How was your experience as you also appear to have progressed from gluten to various others? Was this just a case of finding foods that you had long standing issues with or was it something that evolved through the healing from being gluten free and perhaps not managing your diet well enough.
Thanks Mushroom, so how do you tell which foods you are genetically intolerant to (like gluten) and those you are not? From my reading, I am assuming that lactose, sugars, candida, nightshades are all temporary, but not sure about soy,
I appear to be gluten intolerant and since removing it from my diet around 2 years ago, I appear to react to other foods as well. In removing gluten I have inadvertantly overdone other foods which appears to have created issues, so now sugars, soy, lactose and posibly nightshades cause problems. I have periods of several months of wellness followed by a few weeks of low energy, flu type symptoms etc. As some of my issues are also gut related I use my stools as an unplesant barometer to what affects me. I have been off nightshades for 2 weeks now and my gut appears better but energy levels are still quie low, skin (always reactive) does appear a bit better, bu overall I was expectinga better reaction after 2 weeks out if nightshades were indeed to problem. Does anyone else have any experience of how long it took to respond to removing nightshades and what the sequence of symptoms are? I would expect gut is first responder followed by energy levels and finally skin. When removing other foods my responses were quicker (except gluten which took quite a few weeks)
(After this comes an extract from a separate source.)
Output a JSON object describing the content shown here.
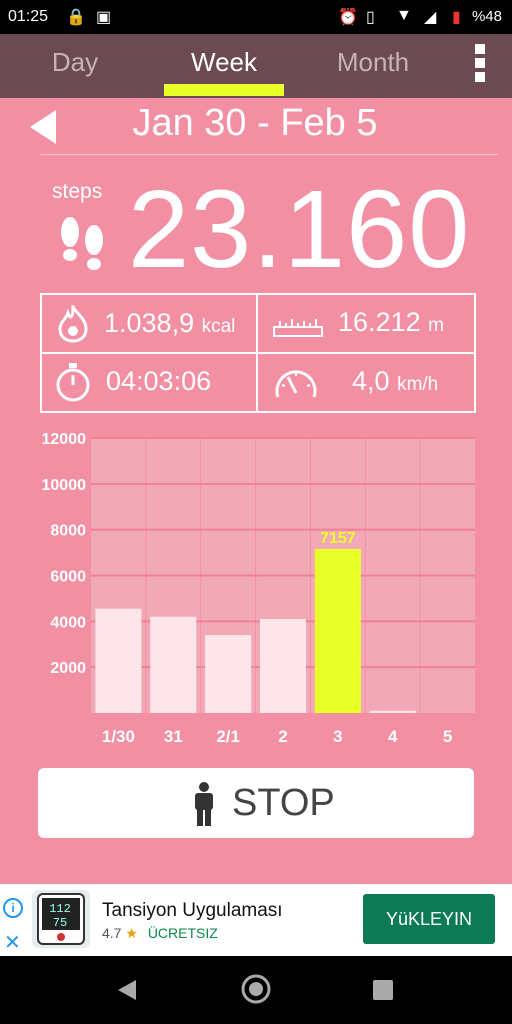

There appear to be strong links between celiac and hives, although there is often a trigger for the hives. I react to old, this is known as cold urticaria. It has improved significantly since I went gluten-free, however the older one is (I am 52) the longer it takes to resolve itself. If you only get hives on your legs, is it possible you are being exposed to something, socks, cold etc that might be a trigger? Either way getting off gluten is it s own reward, and hives should improve of resolve, but it would be good to find the tigger.